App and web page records
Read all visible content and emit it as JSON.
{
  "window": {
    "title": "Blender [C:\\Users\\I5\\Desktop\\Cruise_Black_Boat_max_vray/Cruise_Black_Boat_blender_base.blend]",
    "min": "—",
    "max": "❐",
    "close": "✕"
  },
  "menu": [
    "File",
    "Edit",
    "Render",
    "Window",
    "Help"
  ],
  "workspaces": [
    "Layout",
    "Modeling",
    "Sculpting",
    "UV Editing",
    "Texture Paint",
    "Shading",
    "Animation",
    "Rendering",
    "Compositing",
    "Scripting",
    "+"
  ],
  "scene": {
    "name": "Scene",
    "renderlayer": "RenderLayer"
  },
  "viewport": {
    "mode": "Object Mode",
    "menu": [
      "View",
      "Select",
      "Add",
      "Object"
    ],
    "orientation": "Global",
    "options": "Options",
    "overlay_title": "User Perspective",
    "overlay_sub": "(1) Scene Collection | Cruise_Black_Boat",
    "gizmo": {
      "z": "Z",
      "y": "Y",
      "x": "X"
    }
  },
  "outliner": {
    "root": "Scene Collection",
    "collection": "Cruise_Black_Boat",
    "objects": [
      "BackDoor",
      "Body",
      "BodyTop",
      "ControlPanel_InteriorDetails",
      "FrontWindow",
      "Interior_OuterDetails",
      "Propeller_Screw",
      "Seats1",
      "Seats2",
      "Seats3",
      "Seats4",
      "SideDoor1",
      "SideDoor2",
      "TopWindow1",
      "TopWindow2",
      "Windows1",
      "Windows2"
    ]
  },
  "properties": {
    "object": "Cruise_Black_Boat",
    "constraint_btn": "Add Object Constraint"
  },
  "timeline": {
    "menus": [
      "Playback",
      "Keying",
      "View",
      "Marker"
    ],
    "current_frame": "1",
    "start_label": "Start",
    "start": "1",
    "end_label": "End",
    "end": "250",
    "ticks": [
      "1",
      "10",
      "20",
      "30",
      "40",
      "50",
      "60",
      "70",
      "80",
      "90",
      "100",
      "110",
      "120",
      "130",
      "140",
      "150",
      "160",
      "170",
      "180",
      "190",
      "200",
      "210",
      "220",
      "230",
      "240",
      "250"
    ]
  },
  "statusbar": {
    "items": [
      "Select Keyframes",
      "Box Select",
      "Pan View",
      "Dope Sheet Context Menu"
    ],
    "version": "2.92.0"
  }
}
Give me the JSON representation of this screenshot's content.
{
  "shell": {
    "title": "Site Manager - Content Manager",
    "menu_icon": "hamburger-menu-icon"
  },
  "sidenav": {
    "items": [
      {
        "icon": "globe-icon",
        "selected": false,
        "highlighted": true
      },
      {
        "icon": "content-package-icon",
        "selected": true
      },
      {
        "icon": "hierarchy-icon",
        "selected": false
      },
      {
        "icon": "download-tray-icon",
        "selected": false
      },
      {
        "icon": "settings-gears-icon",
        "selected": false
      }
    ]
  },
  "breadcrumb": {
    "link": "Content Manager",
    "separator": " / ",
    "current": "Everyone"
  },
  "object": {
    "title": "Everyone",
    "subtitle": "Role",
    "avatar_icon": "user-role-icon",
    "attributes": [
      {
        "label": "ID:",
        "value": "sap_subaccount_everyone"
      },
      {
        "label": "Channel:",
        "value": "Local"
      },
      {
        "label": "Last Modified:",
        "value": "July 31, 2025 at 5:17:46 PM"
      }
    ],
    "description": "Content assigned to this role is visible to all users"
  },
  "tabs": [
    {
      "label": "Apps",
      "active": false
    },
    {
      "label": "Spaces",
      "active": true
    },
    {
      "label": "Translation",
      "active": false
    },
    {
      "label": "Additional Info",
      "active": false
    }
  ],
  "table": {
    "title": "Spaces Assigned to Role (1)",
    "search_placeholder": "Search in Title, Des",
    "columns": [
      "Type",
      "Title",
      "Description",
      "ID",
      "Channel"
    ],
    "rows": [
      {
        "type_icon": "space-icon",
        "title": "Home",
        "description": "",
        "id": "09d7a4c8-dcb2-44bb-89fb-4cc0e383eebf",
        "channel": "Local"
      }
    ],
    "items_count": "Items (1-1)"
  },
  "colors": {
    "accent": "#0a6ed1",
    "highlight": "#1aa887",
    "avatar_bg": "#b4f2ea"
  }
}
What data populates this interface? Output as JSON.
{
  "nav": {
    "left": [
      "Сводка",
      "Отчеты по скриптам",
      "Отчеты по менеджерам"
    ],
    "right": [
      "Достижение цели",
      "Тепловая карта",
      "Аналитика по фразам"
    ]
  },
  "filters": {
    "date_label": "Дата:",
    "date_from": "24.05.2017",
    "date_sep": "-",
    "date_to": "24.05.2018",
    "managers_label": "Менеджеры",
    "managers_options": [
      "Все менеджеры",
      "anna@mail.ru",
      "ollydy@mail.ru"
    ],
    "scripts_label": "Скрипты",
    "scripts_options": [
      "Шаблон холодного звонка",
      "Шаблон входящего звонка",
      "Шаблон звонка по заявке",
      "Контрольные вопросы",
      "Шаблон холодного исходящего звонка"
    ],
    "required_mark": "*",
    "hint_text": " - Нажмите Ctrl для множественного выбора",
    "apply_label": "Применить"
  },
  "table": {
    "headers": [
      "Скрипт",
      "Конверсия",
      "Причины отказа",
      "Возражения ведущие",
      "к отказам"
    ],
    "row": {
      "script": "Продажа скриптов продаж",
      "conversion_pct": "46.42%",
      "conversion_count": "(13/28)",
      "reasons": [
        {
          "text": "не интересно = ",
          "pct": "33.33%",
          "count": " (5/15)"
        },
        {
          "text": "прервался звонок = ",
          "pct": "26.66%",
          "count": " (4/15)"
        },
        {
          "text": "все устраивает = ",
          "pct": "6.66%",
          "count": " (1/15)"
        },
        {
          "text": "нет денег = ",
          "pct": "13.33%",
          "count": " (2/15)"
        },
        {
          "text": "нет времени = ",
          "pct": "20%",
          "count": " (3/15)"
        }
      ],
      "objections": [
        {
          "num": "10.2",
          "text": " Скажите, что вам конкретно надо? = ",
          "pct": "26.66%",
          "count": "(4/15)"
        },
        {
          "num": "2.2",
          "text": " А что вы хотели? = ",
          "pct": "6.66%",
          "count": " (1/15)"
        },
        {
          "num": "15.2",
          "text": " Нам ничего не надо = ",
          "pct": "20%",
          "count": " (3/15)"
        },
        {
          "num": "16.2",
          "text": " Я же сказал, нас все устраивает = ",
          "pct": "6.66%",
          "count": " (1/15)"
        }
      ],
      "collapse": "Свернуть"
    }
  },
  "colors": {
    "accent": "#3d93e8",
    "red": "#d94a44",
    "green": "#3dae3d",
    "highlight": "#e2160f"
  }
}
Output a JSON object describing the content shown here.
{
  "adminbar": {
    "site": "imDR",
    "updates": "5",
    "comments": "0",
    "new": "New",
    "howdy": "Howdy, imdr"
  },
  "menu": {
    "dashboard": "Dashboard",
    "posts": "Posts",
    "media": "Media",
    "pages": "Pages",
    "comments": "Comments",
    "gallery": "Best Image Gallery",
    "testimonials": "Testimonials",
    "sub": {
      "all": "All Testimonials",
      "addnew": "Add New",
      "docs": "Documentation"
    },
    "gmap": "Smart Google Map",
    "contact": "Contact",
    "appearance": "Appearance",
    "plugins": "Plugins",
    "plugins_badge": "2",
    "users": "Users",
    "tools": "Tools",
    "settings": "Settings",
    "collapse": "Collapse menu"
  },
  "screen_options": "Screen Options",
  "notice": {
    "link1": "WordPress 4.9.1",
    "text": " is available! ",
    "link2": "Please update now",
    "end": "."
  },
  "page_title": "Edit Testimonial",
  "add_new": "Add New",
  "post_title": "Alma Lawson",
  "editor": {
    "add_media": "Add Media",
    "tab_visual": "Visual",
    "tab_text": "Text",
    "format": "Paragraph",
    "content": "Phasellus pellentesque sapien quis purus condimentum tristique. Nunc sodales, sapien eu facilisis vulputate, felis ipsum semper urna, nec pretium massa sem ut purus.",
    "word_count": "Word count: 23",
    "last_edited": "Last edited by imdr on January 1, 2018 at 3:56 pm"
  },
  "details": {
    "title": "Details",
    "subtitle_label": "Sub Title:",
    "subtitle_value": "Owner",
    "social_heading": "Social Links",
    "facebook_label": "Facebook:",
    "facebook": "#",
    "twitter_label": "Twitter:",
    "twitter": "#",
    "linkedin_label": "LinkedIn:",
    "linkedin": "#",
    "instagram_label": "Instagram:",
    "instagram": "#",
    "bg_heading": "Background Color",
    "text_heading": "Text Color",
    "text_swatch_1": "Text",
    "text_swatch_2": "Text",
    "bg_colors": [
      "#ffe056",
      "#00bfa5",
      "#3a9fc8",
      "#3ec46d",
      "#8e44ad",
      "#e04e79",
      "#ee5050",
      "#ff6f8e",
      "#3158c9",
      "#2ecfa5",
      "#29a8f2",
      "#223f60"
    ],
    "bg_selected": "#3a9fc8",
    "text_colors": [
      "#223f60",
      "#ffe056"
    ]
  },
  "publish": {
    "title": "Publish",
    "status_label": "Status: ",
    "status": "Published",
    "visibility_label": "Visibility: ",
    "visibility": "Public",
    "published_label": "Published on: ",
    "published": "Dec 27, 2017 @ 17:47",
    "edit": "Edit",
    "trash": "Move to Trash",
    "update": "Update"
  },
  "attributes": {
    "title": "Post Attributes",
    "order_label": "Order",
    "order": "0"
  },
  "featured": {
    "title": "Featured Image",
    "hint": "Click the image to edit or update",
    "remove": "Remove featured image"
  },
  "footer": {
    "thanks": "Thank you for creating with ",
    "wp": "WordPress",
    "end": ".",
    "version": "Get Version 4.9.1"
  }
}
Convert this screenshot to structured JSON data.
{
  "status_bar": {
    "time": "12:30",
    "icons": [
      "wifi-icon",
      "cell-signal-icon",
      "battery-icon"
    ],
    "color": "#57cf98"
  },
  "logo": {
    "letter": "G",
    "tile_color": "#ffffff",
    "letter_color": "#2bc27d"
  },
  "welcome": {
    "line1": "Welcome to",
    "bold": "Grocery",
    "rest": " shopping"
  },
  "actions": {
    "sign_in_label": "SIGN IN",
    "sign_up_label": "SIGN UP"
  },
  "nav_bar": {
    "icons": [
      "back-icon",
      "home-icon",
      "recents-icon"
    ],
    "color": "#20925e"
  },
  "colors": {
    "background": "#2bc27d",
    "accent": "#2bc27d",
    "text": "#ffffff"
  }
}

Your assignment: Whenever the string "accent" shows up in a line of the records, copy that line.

Response to the task:
    "accent": "#0a6ed1",
    "accent": "#3d93e8",
    "accent": "#2bc27d",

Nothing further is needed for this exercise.